    Is that what you meant by the OP?
    Last edited: Dec 16, 2017
    #26     Dec 16, 2017
  7. tommcginnis


    Our futures had been in backwardation for a long time -- this move to contango got my attention.

    Less than figuring out the structural equation changes needed to see such results, I was just trying to identify the current, real-world changes going on.

    There are some markets out there that have never seen a flip. (I did a Google tour last week?? And one of the best issue *summaries* was of the Nifty -- so not immediately relevant to US markets vis-a-vis the Fed.)

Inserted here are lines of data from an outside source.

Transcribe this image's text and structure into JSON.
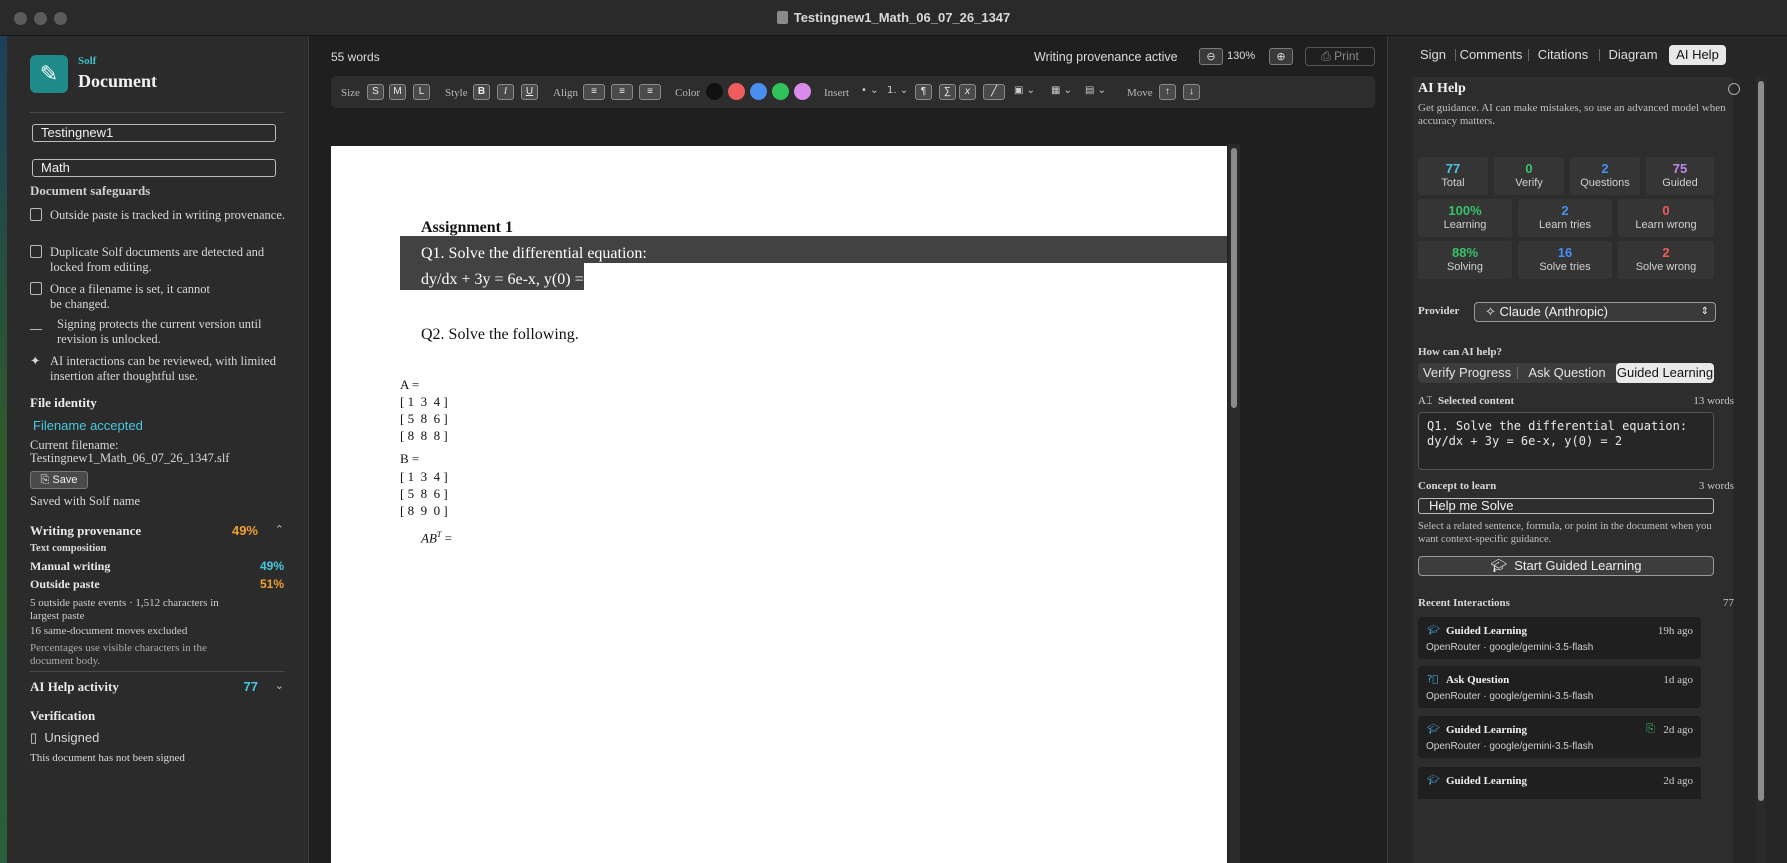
{
  "window": {
    "title": "Testingnew1_Math_06_07_26_1347"
  },
  "sidebar": {
    "brand_small": "Solf",
    "brand_title": "Document",
    "name_field": "Testingnew1",
    "subject_field": "Math",
    "safeguards_heading": "Document safeguards",
    "safeguards": [
      "Outside paste is tracked in writing provenance.",
      "Duplicate Solf documents are detected and locked from editing.",
      "Once a filename is set, it cannot be changed.",
      "Signing protects the current version until revision is unlocked.",
      "AI interactions can be reviewed, with limited insertion after thoughtful use."
    ],
    "file_identity_heading": "File identity",
    "filename_status": "Filename accepted",
    "current_filename_label": "Current filename:",
    "current_filename": "Testingnew1_Math_06_07_26_1347.slf",
    "save_label": "Save",
    "saved_note": "Saved with Solf name",
    "provenance_heading": "Writing provenance",
    "provenance_percent": "49%",
    "text_composition_label": "Text composition",
    "manual_label": "Manual writing",
    "manual_value": "49%",
    "paste_label": "Outside paste",
    "paste_value": "51%",
    "paste_events_note": "5 outside paste events · 1,512 characters in largest paste",
    "moves_note": "16 same-document moves excluded",
    "percent_note": "Percentages use visible characters in the document body.",
    "ai_activity_heading": "AI Help activity",
    "ai_activity_count": "77",
    "verification_heading": "Verification",
    "verification_status": "Unsigned",
    "verification_note": "This document has not been signed"
  },
  "main": {
    "word_count": "55 words",
    "provenance_active": "Writing provenance active",
    "zoom_level": "130%",
    "print_label": "Print",
    "toolbar": {
      "size_label": "Size",
      "sizes": [
        "S",
        "M",
        "L"
      ],
      "style_label": "Style",
      "styles": [
        "B",
        "I",
        "U"
      ],
      "align_label": "Align",
      "color_label": "Color",
      "colors": [
        "#111111",
        "#ef5c5c",
        "#4a8ef0",
        "#30c25a",
        "#d88be8"
      ],
      "insert_label": "Insert",
      "list_label": "1.",
      "move_label": "Move"
    },
    "document": {
      "heading": "Assignment 1",
      "q1_line1": "Q1. Solve the differential equation:",
      "q1_line2": "dy/dx + 3y = 6e-x, y(0) = 2",
      "q2": "Q2. Solve the following.",
      "matrix_a_label": "A =",
      "matrix_a_rows": [
        "[ 1  3  4 ]",
        "[ 5  8  6 ]",
        "[ 8  8  8 ]"
      ],
      "matrix_b_label": "B =",
      "matrix_b_rows": [
        "[ 1  3  4 ]",
        "[ 5  8  6 ]",
        "[ 8  9  0 ]"
      ],
      "expr_base": "AB",
      "expr_sup": "T",
      "expr_tail": " ="
    }
  },
  "right_panel": {
    "tabs": [
      "Sign",
      "Comments",
      "Citations",
      "Diagram",
      "AI Help"
    ],
    "active_tab": "AI Help",
    "title": "AI Help",
    "description": "Get guidance. AI can make mistakes, so use an advanced model when accuracy matters.",
    "stats_row1": [
      {
        "value": "77",
        "label": "Total",
        "color": "#4cc3e8"
      },
      {
        "value": "0",
        "label": "Verify",
        "color": "#38c26a"
      },
      {
        "value": "2",
        "label": "Questions",
        "color": "#4a8ef0"
      },
      {
        "value": "75",
        "label": "Guided",
        "color": "#c08ae8"
      }
    ],
    "stats_row2": [
      {
        "value": "100%",
        "label": "Learning",
        "color": "#38c26a"
      },
      {
        "value": "2",
        "label": "Learn tries",
        "color": "#4a8ef0"
      },
      {
        "value": "0",
        "label": "Learn wrong",
        "color": "#ef5c5c"
      }
    ],
    "stats_row3": [
      {
        "value": "88%",
        "label": "Solving",
        "color": "#38c26a"
      },
      {
        "value": "16",
        "label": "Solve tries",
        "color": "#4a8ef0"
      },
      {
        "value": "2",
        "label": "Solve wrong",
        "color": "#ef5c5c"
      }
    ],
    "provider_label": "Provider",
    "provider_value": "Claude (Anthropic)",
    "how_label": "How can AI help?",
    "modes": [
      "Verify Progress",
      "Ask Question",
      "Guided Learning"
    ],
    "active_mode": "Guided Learning",
    "selected_label": "Selected content",
    "selected_count": "13 words",
    "selected_line1": "Q1. Solve the differential equation:",
    "selected_line2": "dy/dx + 3y = 6e-x, y(0) = 2",
    "concept_label": "Concept to learn",
    "concept_count": "3 words",
    "concept_value": "Help me Solve",
    "concept_hint": "Select a related sentence, formula, or point in the document when you want context-specific guidance.",
    "start_label": "Start Guided Learning",
    "recent_label": "Recent Interactions",
    "recent_count": "77",
    "interactions": [
      {
        "type": "Guided Learning",
        "age": "19h ago",
        "model": "OpenRouter · google/gemini-3.5-flash"
      },
      {
        "type": "Ask Question",
        "age": "1d ago",
        "model": "OpenRouter · google/gemini-3.5-flash"
      },
      {
        "type": "Guided Learning",
        "age": "2d ago",
        "model": "OpenRouter · google/gemini-3.5-flash"
      },
      {
        "type": "Guided Learning",
        "age": "2d ago",
        "model": ""
      }
    ]
  }
}
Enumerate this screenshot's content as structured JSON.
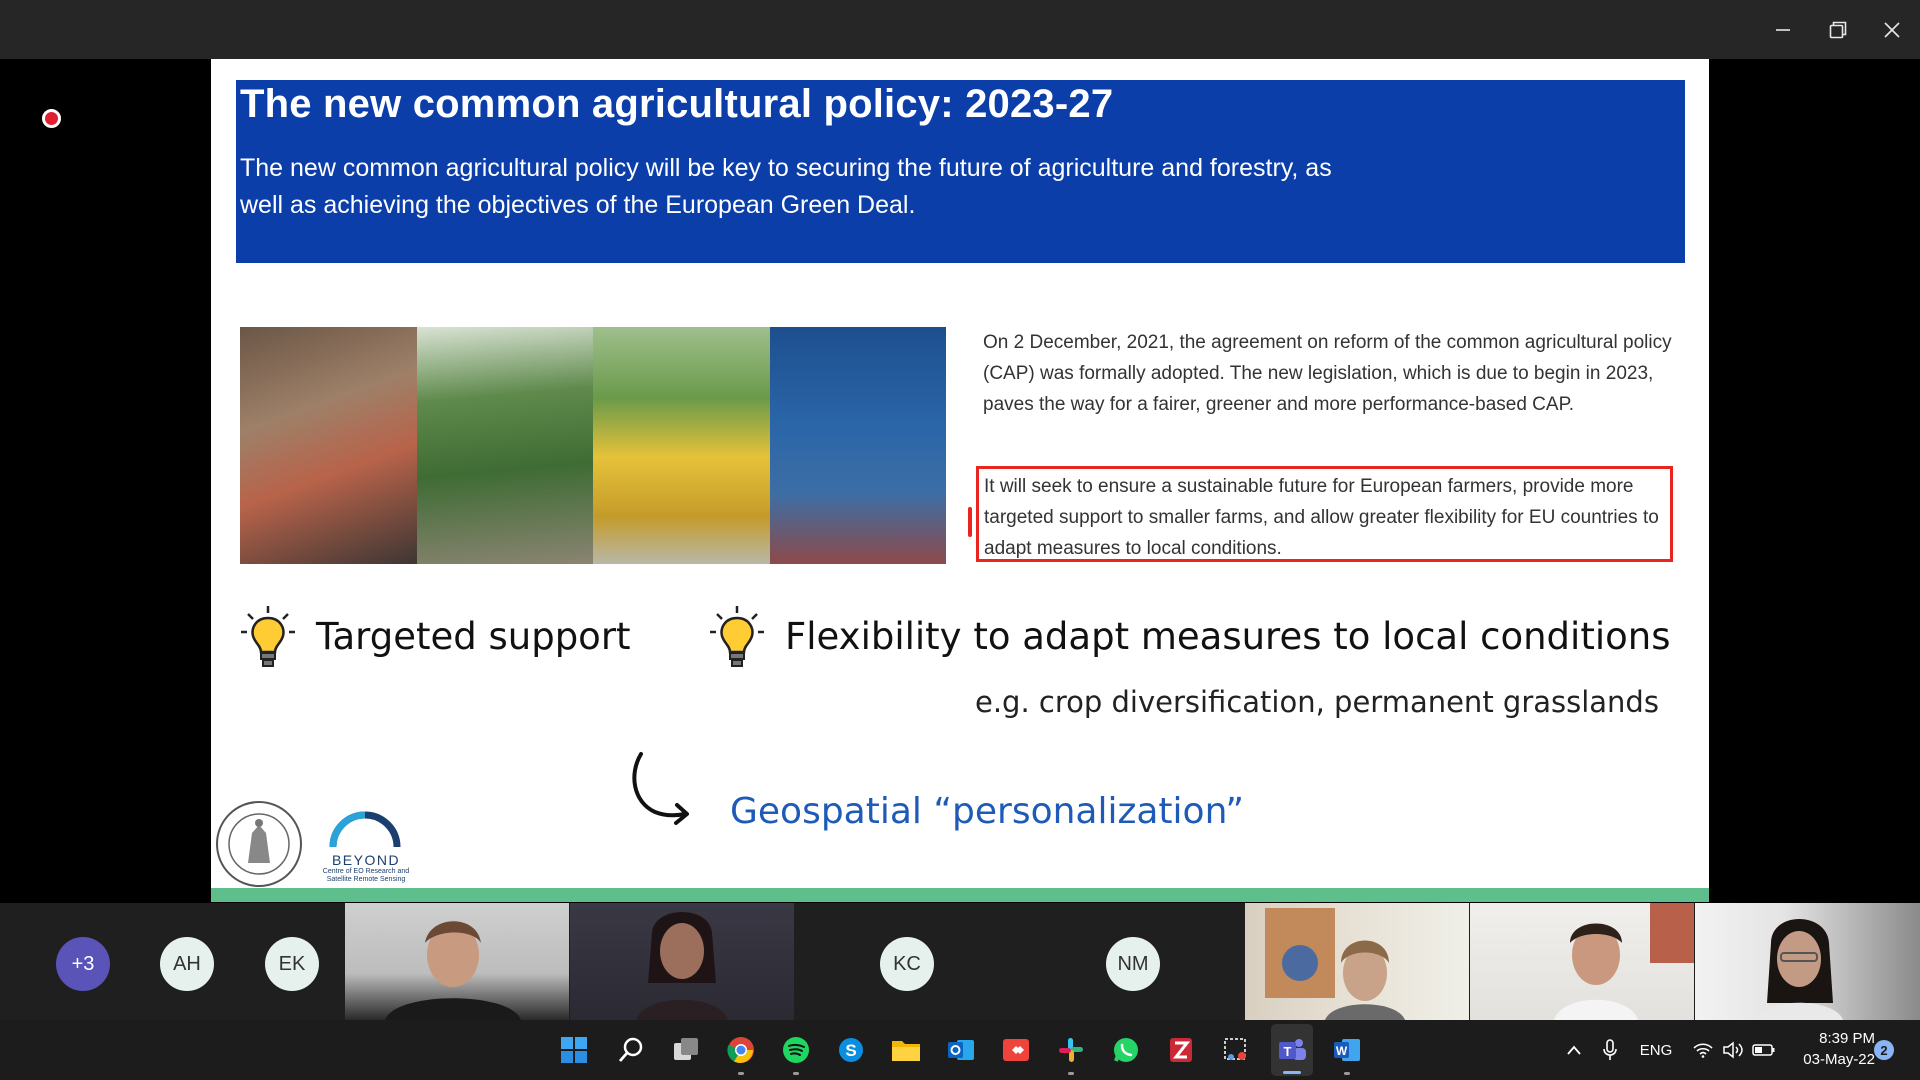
{
  "window": {
    "minimize_icon": "minimize-icon",
    "restore_icon": "restore-icon",
    "close_icon": "close-icon"
  },
  "recording": {
    "indicator_icon": "record-dot-icon",
    "color": "#e02030"
  },
  "slide": {
    "title": "The new common agricultural policy: 2023-27",
    "intro_line1": "The new common agricultural policy will be key to securing the future of agriculture and forestry, as",
    "intro_line2": "well as achieving the objectives of the European Green Deal.",
    "header_color": "#0b3ea8",
    "cap_paragraph": "On 2 December, 2021, the agreement on reform of the common agricultural policy (CAP) was formally adopted. The new legislation, which is due to begin in 2023, paves the way for a fairer, greener and more performance-based CAP.",
    "highlight_paragraph": "It will seek to ensure a sustainable future for European farmers, provide more targeted support to smaller farms, and allow greater flexibility for EU countries to adapt measures to local conditions.",
    "highlight_color": "#e8251f",
    "bullet1": "Targeted support",
    "bullet2": "Flexibility to adapt measures to local conditions",
    "example": "e.g. crop diversification, permanent grasslands",
    "geo": "Geospatial “personalization”",
    "geo_color": "#1e5bb8",
    "bulb_icon": "lightbulb-icon",
    "arrow_icon": "curved-arrow-icon",
    "logo_beyond_name": "BEYOND",
    "logo_beyond_sub": "Centre of EO Research and Satellite Remote Sensing",
    "footer_color": "#5fbf8c"
  },
  "participants": {
    "overflow": "+3",
    "initials": [
      "AH",
      "EK",
      "KC",
      "NM"
    ],
    "video_tiles": 5
  },
  "taskbar": {
    "apps": [
      "start-icon",
      "search-icon",
      "task-view-icon",
      "chrome-icon",
      "spotify-icon",
      "skype-icon",
      "file-explorer-icon",
      "outlook-icon",
      "anydesk-icon",
      "slack-icon",
      "whatsapp-icon",
      "zotero-icon",
      "snipping-tool-icon",
      "teams-icon",
      "word-icon"
    ],
    "language": "ENG",
    "time": "8:39 PM",
    "date": "03-May-22",
    "notifications": "2"
  }
}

    Lastly (although, still 'surprisingly' to me), the popular press (by which I mean, CNBC and Yahoo!Finance [yukyukyuk, sure]) were seeming to catch up to this in commentary both on-air and in print.

    What *I* would really like to see, is the front-month difference to fair value, over a goodly chunk of time -- like, 1960→2017. I know it's got to be out there -- I bet it would inform the conversations nicely.
    #27     Dec 17, 2017
  8. tommcginnis


    I saw the ES 6pts above the SPX earlier this week -- now it's about 0.30 pts above, and has been that way all morning.

    Never seen this. Don't have an explanation for the flopitude. Front-month for a fresh ES future should be about 7pts below at the start (*now* for Mar18).

    Woof! The ES is 2684.25; the SPX is 2684.00. A quarter-point.

    "Stay tuned!" is all I can say..... :cool:
    #28     Dec 28, 2017
  9. tommcginnis


    SPX 2684.40
    ES 2684.38.

    The ES has now flashed a return below the SPX. (Meh. It was about 2 minutes. Then it was gone. Now, it's back (2¢!). Now, it's gone. [Fascinating, right?])

    I have a very straw, Straw Man that says "Yes, this is interest rates" but that the compounding/twisting thing here is now *tax* rates, too. So, call it *effective* interest rates.

    I guess that's why it pays to keep yer eyes open.....

    Ooop. ES now 9¢ below the SPX. H'ain't seen that inna while.
    #29     Dec 28, 2017